    Claudia Haase is one of many SESP professors who give undergraduates the chance to pursue their interests as they work on groundbreaking research. Haase is looking for “passionate and bright” undergraduate students to join her research team exploring emotion, motivation and well-being in adults.

  • Chicago Tribune Reports on FUSE Teacher Invited to State of the Union Address
    Schaumburg FUSE teacher Michelle Burke is the guest of Congresswoman Tammy Duckworth for the 2014 State of the Union Address in Washington, D.C. FUSE is a science, technology, engineering, arts and math (STEAM) program developed by SESP professors Kemi Jona and Reed Stevens.

  • Education Week Quotes Brian Reiser about Progress on Adoption of Next Generation Science Standards
    Professor Brian Reiser comments in Education Week on the progress of state adoption of the Next Generation Science Standards, which are intended to improve science education across the nation. The Next Generation Science Standards adoption process was designed to be different from that of the Common Core, with a more deliberative two-step process, according to Reiser.
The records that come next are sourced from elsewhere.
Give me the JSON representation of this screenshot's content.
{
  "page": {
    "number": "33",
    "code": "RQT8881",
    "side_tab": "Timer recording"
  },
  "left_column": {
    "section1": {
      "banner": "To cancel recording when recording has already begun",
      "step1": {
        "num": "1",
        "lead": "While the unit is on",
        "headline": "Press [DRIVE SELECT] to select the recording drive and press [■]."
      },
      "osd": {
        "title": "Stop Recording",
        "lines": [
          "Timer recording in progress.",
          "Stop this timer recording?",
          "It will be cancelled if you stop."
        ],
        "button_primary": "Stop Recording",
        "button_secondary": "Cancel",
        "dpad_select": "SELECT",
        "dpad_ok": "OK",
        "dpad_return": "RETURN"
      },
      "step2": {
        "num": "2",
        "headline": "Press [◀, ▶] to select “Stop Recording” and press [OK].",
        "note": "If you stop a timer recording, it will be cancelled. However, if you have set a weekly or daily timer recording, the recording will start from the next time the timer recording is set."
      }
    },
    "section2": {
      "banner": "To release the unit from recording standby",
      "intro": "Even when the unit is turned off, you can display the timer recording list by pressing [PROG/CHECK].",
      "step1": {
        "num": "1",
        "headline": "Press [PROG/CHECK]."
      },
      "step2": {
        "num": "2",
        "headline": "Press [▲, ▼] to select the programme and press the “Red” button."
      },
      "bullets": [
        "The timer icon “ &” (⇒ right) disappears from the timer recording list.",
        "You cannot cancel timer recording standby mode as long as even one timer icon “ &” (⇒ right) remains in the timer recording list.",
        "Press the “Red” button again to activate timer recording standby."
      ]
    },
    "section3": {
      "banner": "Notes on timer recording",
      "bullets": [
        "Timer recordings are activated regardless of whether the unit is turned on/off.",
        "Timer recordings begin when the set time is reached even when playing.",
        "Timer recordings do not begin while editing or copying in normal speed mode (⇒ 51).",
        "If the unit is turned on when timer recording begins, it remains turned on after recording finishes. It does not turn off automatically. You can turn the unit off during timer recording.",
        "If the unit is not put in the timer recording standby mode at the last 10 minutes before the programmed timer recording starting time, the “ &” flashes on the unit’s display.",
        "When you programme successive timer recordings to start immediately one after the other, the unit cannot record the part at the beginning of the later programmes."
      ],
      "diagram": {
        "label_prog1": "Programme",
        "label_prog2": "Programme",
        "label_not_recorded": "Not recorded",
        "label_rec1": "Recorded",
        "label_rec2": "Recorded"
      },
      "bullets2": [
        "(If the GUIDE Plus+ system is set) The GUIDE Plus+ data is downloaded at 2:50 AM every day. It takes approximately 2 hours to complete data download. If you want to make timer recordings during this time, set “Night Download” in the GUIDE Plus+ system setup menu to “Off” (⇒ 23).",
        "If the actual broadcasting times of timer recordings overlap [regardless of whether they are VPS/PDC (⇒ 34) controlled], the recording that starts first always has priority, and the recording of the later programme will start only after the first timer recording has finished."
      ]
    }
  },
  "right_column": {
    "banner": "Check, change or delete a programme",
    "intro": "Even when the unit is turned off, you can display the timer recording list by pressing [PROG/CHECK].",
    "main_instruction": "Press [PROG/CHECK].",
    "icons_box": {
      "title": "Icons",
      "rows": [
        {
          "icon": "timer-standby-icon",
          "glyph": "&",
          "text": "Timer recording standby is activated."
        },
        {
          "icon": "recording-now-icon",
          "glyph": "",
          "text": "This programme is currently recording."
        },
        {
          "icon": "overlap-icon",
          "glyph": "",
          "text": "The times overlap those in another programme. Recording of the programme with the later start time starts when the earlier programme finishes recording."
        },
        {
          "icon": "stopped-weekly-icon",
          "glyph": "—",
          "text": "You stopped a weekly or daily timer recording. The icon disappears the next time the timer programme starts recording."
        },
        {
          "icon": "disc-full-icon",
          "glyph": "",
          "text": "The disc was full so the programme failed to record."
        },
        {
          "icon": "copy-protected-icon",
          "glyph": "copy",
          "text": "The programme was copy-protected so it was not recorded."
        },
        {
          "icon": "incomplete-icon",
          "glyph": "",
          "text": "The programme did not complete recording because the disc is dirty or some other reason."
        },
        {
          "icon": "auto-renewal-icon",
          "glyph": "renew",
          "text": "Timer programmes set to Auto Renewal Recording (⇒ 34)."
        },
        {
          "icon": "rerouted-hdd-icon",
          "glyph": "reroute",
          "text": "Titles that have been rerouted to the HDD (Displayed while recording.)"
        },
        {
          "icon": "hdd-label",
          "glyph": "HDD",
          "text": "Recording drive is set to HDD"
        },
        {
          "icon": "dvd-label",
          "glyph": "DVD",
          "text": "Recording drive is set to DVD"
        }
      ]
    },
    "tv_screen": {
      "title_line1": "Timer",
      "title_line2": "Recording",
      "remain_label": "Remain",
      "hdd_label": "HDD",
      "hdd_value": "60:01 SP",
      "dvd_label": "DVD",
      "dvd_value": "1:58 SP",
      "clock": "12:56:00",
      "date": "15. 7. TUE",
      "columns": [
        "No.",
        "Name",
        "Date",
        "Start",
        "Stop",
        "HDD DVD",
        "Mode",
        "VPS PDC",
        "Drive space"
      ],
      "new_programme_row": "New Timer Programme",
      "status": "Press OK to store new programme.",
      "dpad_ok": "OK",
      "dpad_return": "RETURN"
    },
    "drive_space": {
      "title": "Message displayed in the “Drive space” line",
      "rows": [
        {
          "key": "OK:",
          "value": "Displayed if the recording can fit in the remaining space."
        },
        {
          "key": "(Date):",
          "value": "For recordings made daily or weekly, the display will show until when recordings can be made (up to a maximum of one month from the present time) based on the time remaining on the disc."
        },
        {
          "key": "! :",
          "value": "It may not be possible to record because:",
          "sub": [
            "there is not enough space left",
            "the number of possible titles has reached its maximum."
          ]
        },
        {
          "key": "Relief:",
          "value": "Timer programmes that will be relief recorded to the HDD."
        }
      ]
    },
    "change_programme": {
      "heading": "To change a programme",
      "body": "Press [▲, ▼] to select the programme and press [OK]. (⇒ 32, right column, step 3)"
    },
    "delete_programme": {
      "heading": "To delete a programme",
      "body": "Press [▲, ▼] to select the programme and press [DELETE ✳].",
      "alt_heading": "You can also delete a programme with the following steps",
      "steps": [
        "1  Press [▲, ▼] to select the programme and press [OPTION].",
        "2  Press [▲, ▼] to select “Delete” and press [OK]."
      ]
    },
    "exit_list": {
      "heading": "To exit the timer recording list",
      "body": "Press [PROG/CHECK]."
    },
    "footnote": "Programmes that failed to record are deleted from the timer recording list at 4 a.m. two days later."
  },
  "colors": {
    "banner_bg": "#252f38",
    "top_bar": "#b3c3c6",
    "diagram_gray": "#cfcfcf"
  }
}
  • David Figlio, Jim Spillane, Carol Lee Named to Edu-Scholar Public Influence Ranking
    School of Education and Social Policy professors David Figlio, James Spillane and Carol Lee were named to the 2014 Edu-Scholar Public Influence Rankings. Frederick Hess, the American Enterprise Institute director of education and an Education Week blogger, developed these rankings to honor the 200 university-based education scholars who had the biggest influence on the nation's education discourse last year.

  • Learning Sciences PhD Students Expand Understanding of Science Learning
    Students in the Learning Sciences PhD program are breaking new ground as they study science learning in multiple contexts — families, the media, video games, after-school programs, classrooms and more. Their novel research builds understanding of the learning process and the design of innovative learning environments.